I’m distressed at the extent to which the public has been kept out of governmental processes, allowing political leaders to make decisions without significant input and oversight from we, the people.
9. What should Hawaii be doing to prepare for the effects of climate change, including sea level rise and threats to the reefs? How big of a priority is this for you?
To take care of Hawaii’s people, we must mālama our planet. Climate change is an existential crisis, which we must address with much greater urgency. According to the Hawaii Climate Change Mitigation and Adaptation Commission, during the 21st century, sea level rise will cost our state $19 billion and pose serious threats to public health.
I believe that we must grow green jobs in Hawaii by investing heavily in renewable energy – especially battery storage capacity – and instituting a carbon tax to disincentivize carbon emissions, especially from large fossil fuel emitters. I will also support efforts to begin a managed retreat from our shorelines in areas that will be impacted by sea level rise.
Sustainability further requires us to preserve culturally significant spaces, which is why I will work to protect our aina and water resources from being commodified by corporations at the expense of Hawaii’s indigenous population.
10. What do you see as the most pressing issue facing your district? What will you do about it?
Our state’s exorbitant cost of living is the biggest issue facing my district. We have the highest housing, electricity and food prices in the nation. Despite those well-known problems, however, workers still fail to earn the wages necessary to pay their bills, while developers continually price housing units beyond the reach of working families.
We can’t pay lip service to addressing the cost of living through meager tax credits and incremental adjustments to the minimum wage. We need to institute major policy changes immediately to make Hawaii affordable for all who call our islands home.
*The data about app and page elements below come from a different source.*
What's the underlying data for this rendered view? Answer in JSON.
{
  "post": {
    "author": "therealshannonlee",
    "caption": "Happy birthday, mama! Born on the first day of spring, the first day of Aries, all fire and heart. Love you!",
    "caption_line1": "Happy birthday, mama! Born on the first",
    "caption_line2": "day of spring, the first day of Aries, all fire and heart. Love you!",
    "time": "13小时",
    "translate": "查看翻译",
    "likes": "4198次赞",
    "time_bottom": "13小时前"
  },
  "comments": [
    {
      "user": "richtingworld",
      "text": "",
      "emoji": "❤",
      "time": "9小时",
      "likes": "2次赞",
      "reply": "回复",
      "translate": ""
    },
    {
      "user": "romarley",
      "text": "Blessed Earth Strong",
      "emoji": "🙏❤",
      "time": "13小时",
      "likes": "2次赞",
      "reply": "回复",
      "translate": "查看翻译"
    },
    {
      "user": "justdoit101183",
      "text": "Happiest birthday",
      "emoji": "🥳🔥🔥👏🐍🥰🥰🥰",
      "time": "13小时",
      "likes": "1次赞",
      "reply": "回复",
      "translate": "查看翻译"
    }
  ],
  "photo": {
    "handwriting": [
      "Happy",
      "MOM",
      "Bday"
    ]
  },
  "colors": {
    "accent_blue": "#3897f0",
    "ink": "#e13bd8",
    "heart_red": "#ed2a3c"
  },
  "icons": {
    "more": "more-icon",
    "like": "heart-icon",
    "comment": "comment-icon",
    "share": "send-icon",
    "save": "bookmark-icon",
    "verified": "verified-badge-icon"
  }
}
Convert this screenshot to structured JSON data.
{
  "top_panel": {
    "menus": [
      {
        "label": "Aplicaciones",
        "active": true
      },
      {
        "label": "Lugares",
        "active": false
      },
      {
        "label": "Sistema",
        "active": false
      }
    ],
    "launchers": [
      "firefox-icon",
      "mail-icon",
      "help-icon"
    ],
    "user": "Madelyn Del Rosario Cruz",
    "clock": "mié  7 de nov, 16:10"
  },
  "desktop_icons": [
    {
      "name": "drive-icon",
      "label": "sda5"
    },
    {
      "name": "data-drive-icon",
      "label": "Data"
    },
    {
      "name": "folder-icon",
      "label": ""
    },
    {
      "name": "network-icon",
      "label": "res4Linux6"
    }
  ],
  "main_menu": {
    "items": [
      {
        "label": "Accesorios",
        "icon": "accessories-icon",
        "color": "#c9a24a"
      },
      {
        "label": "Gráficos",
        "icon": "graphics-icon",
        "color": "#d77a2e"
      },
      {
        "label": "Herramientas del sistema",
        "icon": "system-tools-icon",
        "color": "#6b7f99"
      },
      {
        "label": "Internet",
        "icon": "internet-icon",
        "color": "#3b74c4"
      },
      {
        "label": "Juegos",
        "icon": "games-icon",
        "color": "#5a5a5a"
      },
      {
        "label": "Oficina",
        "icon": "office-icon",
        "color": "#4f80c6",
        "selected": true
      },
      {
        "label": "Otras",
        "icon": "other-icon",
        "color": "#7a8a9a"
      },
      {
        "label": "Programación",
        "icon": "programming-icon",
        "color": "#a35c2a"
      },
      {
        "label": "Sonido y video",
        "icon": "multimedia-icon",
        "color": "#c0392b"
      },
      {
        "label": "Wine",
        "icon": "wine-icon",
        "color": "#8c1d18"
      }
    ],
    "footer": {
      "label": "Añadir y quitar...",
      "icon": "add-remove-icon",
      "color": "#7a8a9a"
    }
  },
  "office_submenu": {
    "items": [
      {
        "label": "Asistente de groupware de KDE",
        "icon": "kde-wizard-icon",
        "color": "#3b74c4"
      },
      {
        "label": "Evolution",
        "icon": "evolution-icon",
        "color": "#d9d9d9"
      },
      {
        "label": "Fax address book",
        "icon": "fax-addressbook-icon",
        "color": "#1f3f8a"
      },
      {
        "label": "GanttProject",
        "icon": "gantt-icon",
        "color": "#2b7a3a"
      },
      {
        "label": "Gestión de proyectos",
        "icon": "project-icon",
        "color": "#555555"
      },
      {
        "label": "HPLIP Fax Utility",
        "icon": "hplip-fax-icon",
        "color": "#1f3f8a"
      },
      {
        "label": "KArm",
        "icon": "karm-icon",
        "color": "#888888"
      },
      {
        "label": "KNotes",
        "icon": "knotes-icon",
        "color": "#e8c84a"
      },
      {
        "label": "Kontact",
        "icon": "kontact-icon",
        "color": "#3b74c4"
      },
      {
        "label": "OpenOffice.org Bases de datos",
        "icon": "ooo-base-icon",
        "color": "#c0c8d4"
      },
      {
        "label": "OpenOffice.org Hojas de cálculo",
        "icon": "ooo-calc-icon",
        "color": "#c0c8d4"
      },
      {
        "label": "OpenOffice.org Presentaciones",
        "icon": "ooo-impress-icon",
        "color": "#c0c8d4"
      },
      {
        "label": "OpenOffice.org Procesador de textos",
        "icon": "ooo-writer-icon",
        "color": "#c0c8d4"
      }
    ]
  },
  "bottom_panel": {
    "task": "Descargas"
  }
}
I will work to create a living wage of at least $17/hour, establish paid family and sick leave, build truly affordable housing for those earning less than 60 percent of area median income, and implement measures to control our state’s rising cost of child care.
11. The coronavirus pandemic has exposed numerous flaws in Hawaii’s structure and systems, from outdated technology to economic disparity. If you could take this moment to reinvent Hawaii, to build on what we’ve learned and create a better state, a better way of doing things, what would you do? Please share One Big Idea you have for Hawaii. Be innovative, but be specific.
It’s time to deliver the schools our keiki deserve. Hawaii spends less on education than any other state when total tax dollars are considered. Our state’s teacher shortage has climbed to over 1,000 positions annually because of low teacher pay and bloated class sizes. Our students are mired in standardized tests, rather than immersed in real-life learning.
As a long-time educator, I am committed to fully funding our education system. I will champion legislation to increase funding for public schools by at least $500 million per year by reintroducing a constitutional amendment to establish a surcharge on residential investment properties worth more than a million dollars.
The version of this amendment that was struck down by the Hawaii Supreme Court in 2018 contained changes incorporated by legislative leaders that made the measure ambiguous. I will reintroduce the language of the amendment that was originally proposed, which was specifically targeted toward high-end investment properties, clearly defined, and engineered to put our keiki’s future before the fortunes of real estate speculators.